Principal Emilio Urioste then hired Kiel Holmes, a former Indians player and Burroughs graduate, because he “he knows and understands the community.”
Smart meters spark outrage
What was hailed as putting the city on the forefront of a new age of utility use and billing was, for some, a health hazard and Big Brother intrusion.
Smart meters — digital meters that measure and report electricity usage in near real-time — were hailed by utility officials as a way for customers to better manage their energy consumption. But one group of residents wasn’t having it.
Despite repeated assurances from government agencies that radiowave emissions from the meters were well within federal guidelines and on the same par as cell phones and other appliances, some customers insisted that the technology was harmful. They also felt the meters were an intrusion on privacy, and they voiced their concerns at public meetings.
State regulators are in the process of reviewing a possible opt-out policy for customers who don’t want the smart meters.
Bob Hope Airport: Big appetite vs. market realities
After construction bids for a new transit center at Bob Hope Airport came in between $47 million and $69 million above the projected $112-million price tag, officials were forced to push the project back to the drawing board this summer.
The bids surprised officials, who blamed high steel costs and a “fear factor” among contractors that the project could not be built as planned.
At the same time, the airfield continued to suffer from decreasing passenger figures, which dragged down all-important parking revenues.

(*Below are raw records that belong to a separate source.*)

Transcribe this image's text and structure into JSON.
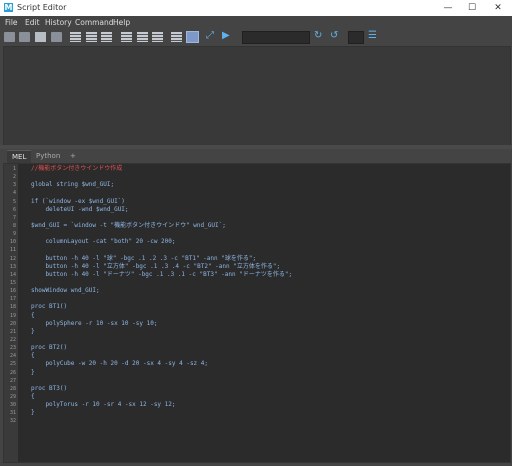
{
  "window": {
    "title": "Script Editor",
    "app_icon": "M",
    "minimize": "—",
    "maximize": "☐",
    "close": "✕"
  },
  "menu": [
    "File",
    "Edit",
    "History",
    "Command",
    "Help"
  ],
  "tabs": [
    {
      "label": "MEL",
      "active": true
    },
    {
      "label": "Python",
      "active": false
    },
    {
      "label": "+",
      "active": false
    }
  ],
  "toolbar_icons": [
    "open-script-icon",
    "load-script-icon",
    "save-script-icon",
    "save-to-shelf-icon",
    "clear-history-icon",
    "clear-input-icon",
    "clear-all-icon",
    "echo-all-icon",
    "show-line-numbers-icon",
    "show-stack-trace-icon",
    "execute-all-icon",
    "execute-icon",
    "run-icon",
    "search-field",
    "find-next-icon",
    "find-prev-icon",
    "goto-line-field",
    "goto-line-icon"
  ],
  "code_lines": [
    {
      "n": "1",
      "t": "//機能ボタン付きウインドウ作成",
      "c": "comment"
    },
    {
      "n": "2",
      "t": "",
      "c": "default"
    },
    {
      "n": "3",
      "t": "global string $wnd_GUI;",
      "c": "default"
    },
    {
      "n": "4",
      "t": "",
      "c": "default"
    },
    {
      "n": "5",
      "t": "if (`window -ex $wnd_GUI`)",
      "c": "default"
    },
    {
      "n": "6",
      "t": "    deleteUI -wnd $wnd_GUI;",
      "c": "default"
    },
    {
      "n": "7",
      "t": "",
      "c": "default"
    },
    {
      "n": "8",
      "t": "$wnd_GUI = `window -t \"機能ボタン付きウインドウ\" wnd_GUI`;",
      "c": "default"
    },
    {
      "n": "9",
      "t": "",
      "c": "default"
    },
    {
      "n": "10",
      "t": "    columnLayout -cat \"both\" 20 -cw 200;",
      "c": "default"
    },
    {
      "n": "11",
      "t": "",
      "c": "default"
    },
    {
      "n": "12",
      "t": "    button -h 40 -l \"球\" -bgc .1 .2 .3 -c \"BT1\" -ann \"球を作る\";",
      "c": "default"
    },
    {
      "n": "13",
      "t": "    button -h 40 -l \"立方体\" -bgc .1 .3 .4 -c \"BT2\" -ann \"立方体を作る\";",
      "c": "default"
    },
    {
      "n": "14",
      "t": "    button -h 40 -l \"ドーナツ\" -bgc .1 .3 .1 -c \"BT3\" -ann \"ドーナツを作る\";",
      "c": "default"
    },
    {
      "n": "15",
      "t": "",
      "c": "default"
    },
    {
      "n": "16",
      "t": "showWindow wnd_GUI;",
      "c": "default"
    },
    {
      "n": "17",
      "t": "",
      "c": "default"
    },
    {
      "n": "18",
      "t": "proc BT1()",
      "c": "default"
    },
    {
      "n": "19",
      "t": "{",
      "c": "default"
    },
    {
      "n": "20",
      "t": "    polySphere -r 10 -sx 10 -sy 10;",
      "c": "default"
    },
    {
      "n": "21",
      "t": "}",
      "c": "default"
    },
    {
      "n": "22",
      "t": "",
      "c": "default"
    },
    {
      "n": "23",
      "t": "proc BT2()",
      "c": "default"
    },
    {
      "n": "24",
      "t": "{",
      "c": "default"
    },
    {
      "n": "25",
      "t": "    polyCube -w 20 -h 20 -d 20 -sx 4 -sy 4 -sz 4;",
      "c": "default"
    },
    {
      "n": "26",
      "t": "}",
      "c": "default"
    },
    {
      "n": "27",
      "t": "",
      "c": "default"
    },
    {
      "n": "28",
      "t": "proc BT3()",
      "c": "default"
    },
    {
      "n": "29",
      "t": "{",
      "c": "default"
    },
    {
      "n": "30",
      "t": "    polyTorus -r 10 -sr 4 -sx 12 -sy 12;",
      "c": "default"
    },
    {
      "n": "31",
      "t": "}",
      "c": "default"
    },
    {
      "n": "32",
      "t": "",
      "c": "default"
    }
  ],
  "colors": {
    "comment": "#e05050",
    "code": "#8fb8e8",
    "editor_bg": "#2b2b2b",
    "panel_bg": "#444444"
  }
}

That combination didn’t escape the notice of the credit rating agency Fitch, which warned that even a scaled down $90-million transit center could significantly increase the airport’s debt burden.
Fitch cited months of shrinking passenger figures and parking revenues as contributing to a fragile financial environment for the airfield.
The Burbank-Glendale-Pasadena Airport Authority later put the brakes on a proposed $1.5-million contract to draw up the revised transit center plans after Commissioner Frank Logan, of Pasadena, raised questions about the new cost calculations and said he was concerned that the authority was rushing into the project.
Get used to freeway woes
A massive $700-million state construction project for the Golden State (5) Freeway to realign ramps to accommodate new carpool lanes kicked off this year.
The HOV-lane project will force the closure of the Burbank Boulevard bridge over the I-5 for nearly 14 months as crews reconstruct the overpass with new on- and off-ramps starting in 2013. But major traffic disruptions are expected through 2015.
Overall, the project will revamp how motorists enter Burbank off the I-5, and will forever alter how residents traverse the city.
Walmart sparks ongoing debate
It’s essentially settled. Walmart is coming to town.
But that didn’t stop people from protesting, or going back-and-forth on the perceived benefits and drawbacks in the public discourse.
Even now, the debate rages on Facebook and in this paper’s Forum pages as residents prepare to be one of the few “Walmart towns” in Los Angeles County.
Burbank — which has had its share of NIMBY moments — has little recourse, since Walmart’s plan to occupy the former Great Indoors site conforms to city zoning codes.
Memorial Field renovations
The long-awaited $12.7-million overhaul of John Burroughs High School Memorial Field was heralded in January as a joint project between the city and school district, but the class of 2012 was sent into a tizzy when graduating seniors were told they wouldn’t have home-field advantage.
School administrators — fearful of the impact of hundreds of high heels and rambunctious graduating seniors on the freshly redone field — had planned to keep the ceremony at Starlight Bowl.
But with construction scheduled to be finished in spring 2012, seniors expected to graduate on their home turf.
The disagreement set into motion marathon negotiations and brainstorming between stakeholders that eventually led to a compromise: A 12-member school site council decided to rent protective covering for the track and portable flooring to protect Memorial Field.
“’Relieved’ is a good word,” said senior Austin Ross.